Each record must be printed exactly as given.

==== Data provided ====

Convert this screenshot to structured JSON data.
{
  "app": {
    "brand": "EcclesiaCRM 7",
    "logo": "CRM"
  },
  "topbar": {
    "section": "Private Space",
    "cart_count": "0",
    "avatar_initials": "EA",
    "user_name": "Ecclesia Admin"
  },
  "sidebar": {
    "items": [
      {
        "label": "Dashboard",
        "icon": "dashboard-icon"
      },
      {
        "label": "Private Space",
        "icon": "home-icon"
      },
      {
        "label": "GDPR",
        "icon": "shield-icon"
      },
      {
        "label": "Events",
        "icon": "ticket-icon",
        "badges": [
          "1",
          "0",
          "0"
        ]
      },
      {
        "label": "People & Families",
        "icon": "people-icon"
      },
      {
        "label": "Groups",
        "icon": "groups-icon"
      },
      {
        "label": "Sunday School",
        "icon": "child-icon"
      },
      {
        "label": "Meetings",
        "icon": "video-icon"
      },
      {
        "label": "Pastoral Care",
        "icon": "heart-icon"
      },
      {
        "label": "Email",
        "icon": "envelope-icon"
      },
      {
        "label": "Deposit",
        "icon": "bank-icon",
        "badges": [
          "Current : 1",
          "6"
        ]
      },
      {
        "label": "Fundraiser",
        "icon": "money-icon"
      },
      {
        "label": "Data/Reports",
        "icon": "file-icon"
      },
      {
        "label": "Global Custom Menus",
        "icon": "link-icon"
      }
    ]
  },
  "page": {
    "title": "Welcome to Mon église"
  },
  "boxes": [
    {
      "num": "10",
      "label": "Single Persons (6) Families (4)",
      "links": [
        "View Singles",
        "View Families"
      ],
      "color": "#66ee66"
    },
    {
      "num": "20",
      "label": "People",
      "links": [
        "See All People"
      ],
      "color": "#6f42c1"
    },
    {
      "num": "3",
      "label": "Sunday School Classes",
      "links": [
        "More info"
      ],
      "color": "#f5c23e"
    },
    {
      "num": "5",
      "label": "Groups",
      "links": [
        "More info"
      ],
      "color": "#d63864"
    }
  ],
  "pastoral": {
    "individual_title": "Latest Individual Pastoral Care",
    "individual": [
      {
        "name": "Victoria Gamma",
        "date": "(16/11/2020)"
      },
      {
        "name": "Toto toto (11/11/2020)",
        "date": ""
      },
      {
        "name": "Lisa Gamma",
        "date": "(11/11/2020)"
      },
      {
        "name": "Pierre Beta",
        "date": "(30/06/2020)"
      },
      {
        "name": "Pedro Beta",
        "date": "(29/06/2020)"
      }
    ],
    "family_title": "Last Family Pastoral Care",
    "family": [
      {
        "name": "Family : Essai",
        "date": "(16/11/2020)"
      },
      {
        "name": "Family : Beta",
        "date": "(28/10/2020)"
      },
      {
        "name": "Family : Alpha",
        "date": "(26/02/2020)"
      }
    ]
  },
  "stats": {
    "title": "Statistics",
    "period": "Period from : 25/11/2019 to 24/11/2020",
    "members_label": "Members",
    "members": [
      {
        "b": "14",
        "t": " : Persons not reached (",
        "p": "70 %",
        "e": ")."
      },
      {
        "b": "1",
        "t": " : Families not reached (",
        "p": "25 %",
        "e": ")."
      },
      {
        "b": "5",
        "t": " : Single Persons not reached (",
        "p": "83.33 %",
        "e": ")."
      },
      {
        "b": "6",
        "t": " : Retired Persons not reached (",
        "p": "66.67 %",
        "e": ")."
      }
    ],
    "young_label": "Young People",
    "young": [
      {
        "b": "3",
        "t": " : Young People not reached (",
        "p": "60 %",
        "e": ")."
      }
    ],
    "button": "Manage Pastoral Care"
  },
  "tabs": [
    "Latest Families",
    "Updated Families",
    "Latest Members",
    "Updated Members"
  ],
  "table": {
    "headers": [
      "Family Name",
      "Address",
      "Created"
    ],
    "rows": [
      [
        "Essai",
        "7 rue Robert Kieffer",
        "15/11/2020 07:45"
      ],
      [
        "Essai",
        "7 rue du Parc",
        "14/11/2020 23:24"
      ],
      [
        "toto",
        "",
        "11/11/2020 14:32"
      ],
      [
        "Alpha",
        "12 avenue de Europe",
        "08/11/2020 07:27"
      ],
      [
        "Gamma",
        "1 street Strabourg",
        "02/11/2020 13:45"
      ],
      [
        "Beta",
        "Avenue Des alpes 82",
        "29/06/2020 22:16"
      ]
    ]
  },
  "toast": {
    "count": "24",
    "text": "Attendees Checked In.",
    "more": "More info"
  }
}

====

**Task result**
Convert this screenshot to structured JSON data.
{
  "app": {
    "brand": "EcclesiaCRM 7",
    "logo": "CRM"
  },
  "topbar": {
    "section": "Private Space",
    "cart_count": "0",
    "avatar_initials": "EA",
    "user_name": "Ecclesia Admin"
  },
  "sidebar": {
    "items": [
      {
        "label": "Dashboard",
        "icon": "dashboard-icon"
      },
      {
        "label": "Private Space",
        "icon": "home-icon"
      },
      {
        "label": "GDPR",
        "icon": "shield-icon"
      },
      {
        "label": "Events",
        "icon": "ticket-icon",
        "badges": [
          "1",
          "0",
          "0"
        ]
      },
      {
        "label": "People & Families",
        "icon": "people-icon"
      },
      {
        "label": "Groups",
        "icon": "groups-icon"
      },
      {
        "label": "Sunday School",
        "icon": "child-icon"
      },
      {
        "label": "Meetings",
        "icon": "video-icon"
      },
      {
        "label": "Pastoral Care",
        "icon": "heart-icon"
      },
      {
        "label": "Email",
        "icon": "envelope-icon"
      },
      {
        "label": "Deposit",
        "icon": "bank-icon",
        "badges": [
          "Current : 1",
          "6"
        ]
      },
      {
        "label": "Fundraiser",
        "icon": "money-icon"
      },
      {
        "label": "Data/Reports",
        "icon": "file-icon"
      },
      {
        "label": "Global Custom Menus",
        "icon": "link-icon"
      }
    ]
  },
  "page": {
    "title": "Welcome to Mon église"
  },
  "boxes": [
    {
      "num": "10",
      "label": "Single Persons (6) Families (4)",
      "links": [
        "View Singles",
        "View Families"
      ],
      "color": "#66ee66"
    },
    {
      "num": "20",
      "label": "People",
      "links": [
        "See All People"
      ],
      "color": "#6f42c1"
    },
    {
      "num": "3",
      "label": "Sunday School Classes",
      "links": [
        "More info"
      ],
      "color": "#f5c23e"
    },
    {
      "num": "5",
      "label": "Groups",
      "links": [
        "More info"
      ],
      "color": "#d63864"
    }
  ],
  "pastoral": {
    "individual_title": "Latest Individual Pastoral Care",
    "individual": [
      {
        "name": "Victoria Gamma",
        "date": "(16/11/2020)"
      },
      {
        "name": "Toto toto (11/11/2020)",
        "date": ""
      },
      {
        "name": "Lisa Gamma",
        "date": "(11/11/2020)"
      },
      {
        "name": "Pierre Beta",
        "date": "(30/06/2020)"
      },
      {
        "name": "Pedro Beta",
        "date": "(29/06/2020)"
      }
    ],
    "family_title": "Last Family Pastoral Care",
    "family": [
      {
        "name": "Family : Essai",
        "date": "(16/11/2020)"
      },
      {
        "name": "Family : Beta",
        "date": "(28/10/2020)"
      },
      {
        "name": "Family : Alpha",
        "date": "(26/02/2020)"
      }
    ]
  },
  "stats": {
    "title": "Statistics",
    "period": "Period from : 25/11/2019 to 24/11/2020",
    "members_label": "Members",
    "members": [
      {
        "b": "14",
        "t": " : Persons not reached (",
        "p": "70 %",
        "e": ")."
      },
      {
        "b": "1",
        "t": " : Families not reached (",
        "p": "25 %",
        "e": ")."
      },
      {
        "b": "5",
        "t": " : Single Persons not reached (",
        "p": "83.33 %",
        "e": ")."
      },
      {
        "b": "6",
        "t": " : Retired Persons not reached (",
        "p": "66.67 %",
        "e": ")."
      }
    ],
    "young_label": "Young People",
    "young": [
      {
        "b": "3",
        "t": " : Young People not reached (",
        "p": "60 %",
        "e": ")."
      }
    ],
    "button": "Manage Pastoral Care"
  },
  "tabs": [
    "Latest Families",
    "Updated Families",
    "Latest Members",
    "Updated Members"
  ],
  "table": {
    "headers": [
      "Family Name",
      "Address",
      "Created"
    ],
    "rows": [
      [
        "Essai",
        "7 rue Robert Kieffer",
        "15/11/2020 07:45"
      ],
      [
        "Essai",
        "7 rue du Parc",
        "14/11/2020 23:24"
      ],
      [
        "toto",
        "",
        "11/11/2020 14:32"
      ],
      [
        "Alpha",
        "12 avenue de Europe",
        "08/11/2020 07:27"
      ],
      [
        "Gamma",
        "1 street Strabourg",
        "02/11/2020 13:45"
      ],
      [
        "Beta",
        "Avenue Des alpes 82",
        "29/06/2020 22:16"
      ]
    ]
  },
  "toast": {
    "count": "24",
    "text": "Attendees Checked In.",
    "more": "More info"
  }
}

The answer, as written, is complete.